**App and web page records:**
☆ ☆ ☆

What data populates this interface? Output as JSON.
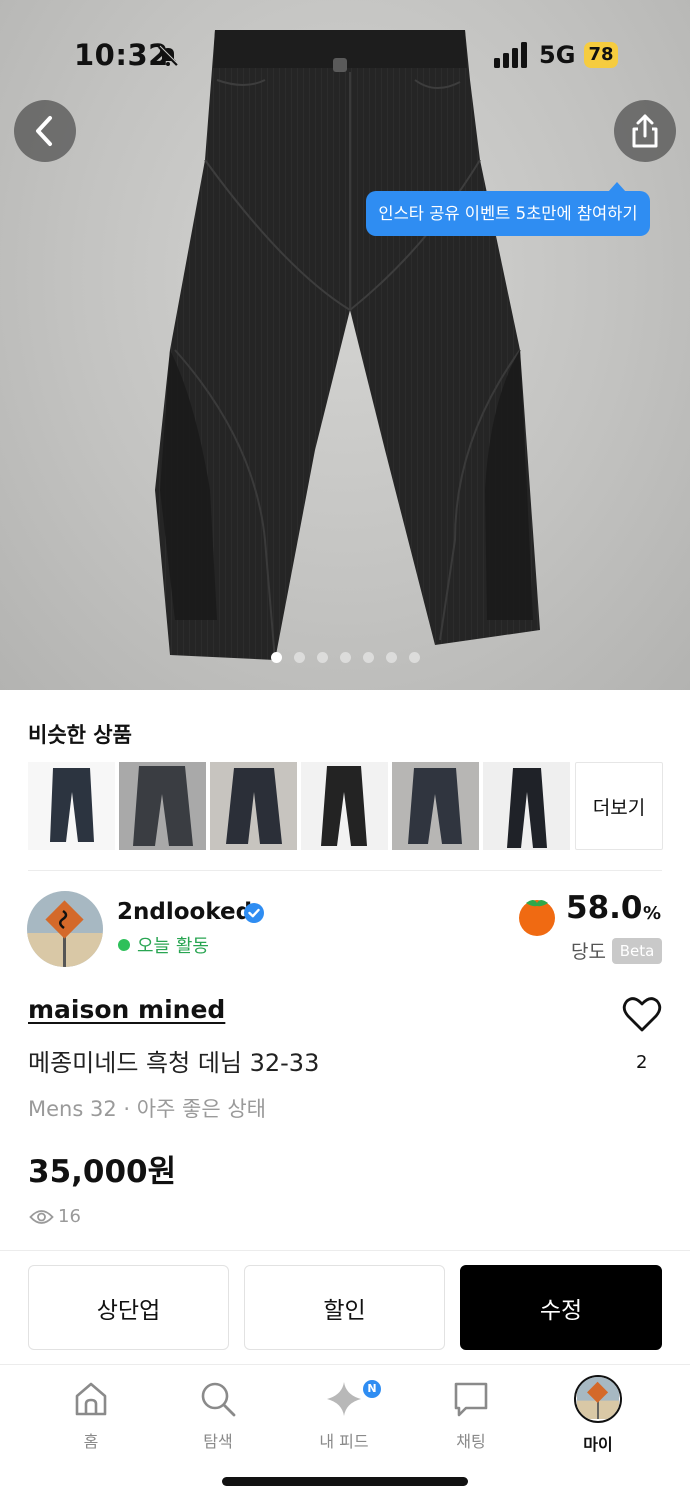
{
  "status_bar": {
    "time": "10:32",
    "network": "5G",
    "battery": "78"
  },
  "hero": {
    "tooltip": "인스타 공유 이벤트 5초만에 참여하기",
    "page_count": 7,
    "current_page": 1
  },
  "similar": {
    "title": "비슷한 상품",
    "more_label": "더보기"
  },
  "seller": {
    "name": "2ndlooked",
    "activity": "오늘 활동",
    "dangdo_value": "58.0",
    "dangdo_unit": "%",
    "dangdo_label": "당도",
    "beta_label": "Beta"
  },
  "product": {
    "brand": "maison mined",
    "title": "메종미네드 흑청 데님 32-33",
    "meta": "Mens 32 · 아주 좋은 상태",
    "price": "35,000원",
    "views": "16",
    "likes": "2"
  },
  "actions": {
    "bump": "상단업",
    "discount": "할인",
    "edit": "수정"
  },
  "tabs": {
    "home": "홈",
    "explore": "탐색",
    "feed": "내 피드",
    "feed_badge": "N",
    "chat": "채팅",
    "my": "마이"
  },
  "colors": {
    "accent_blue": "#2f8df2",
    "active_green": "#2ec05a",
    "persimmon": "#f06a12"
  }
}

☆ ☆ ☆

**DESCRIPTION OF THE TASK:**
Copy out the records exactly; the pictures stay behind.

**TASK OUTPUT:**
What data populates this interface? Output as JSON.
{
  "status_bar": {
    "time": "10:32",
    "network": "5G",
    "battery": "78"
  },
  "hero": {
    "tooltip": "인스타 공유 이벤트 5초만에 참여하기",
    "page_count": 7,
    "current_page": 1
  },
  "similar": {
    "title": "비슷한 상품",
    "more_label": "더보기"
  },
  "seller": {
    "name": "2ndlooked",
    "activity": "오늘 활동",
    "dangdo_value": "58.0",
    "dangdo_unit": "%",
    "dangdo_label": "당도",
    "beta_label": "Beta"
  },
  "product": {
    "brand": "maison mined",
    "title": "메종미네드 흑청 데님 32-33",
    "meta": "Mens 32 · 아주 좋은 상태",
    "price": "35,000원",
    "views": "16",
    "likes": "2"
  },
  "actions": {
    "bump": "상단업",
    "discount": "할인",
    "edit": "수정"
  },
  "tabs": {
    "home": "홈",
    "explore": "탐색",
    "feed": "내 피드",
    "feed_badge": "N",
    "chat": "채팅",
    "my": "마이"
  },
  "colors": {
    "accent_blue": "#2f8df2",
    "active_green": "#2ec05a",
    "persimmon": "#f06a12"
  }
}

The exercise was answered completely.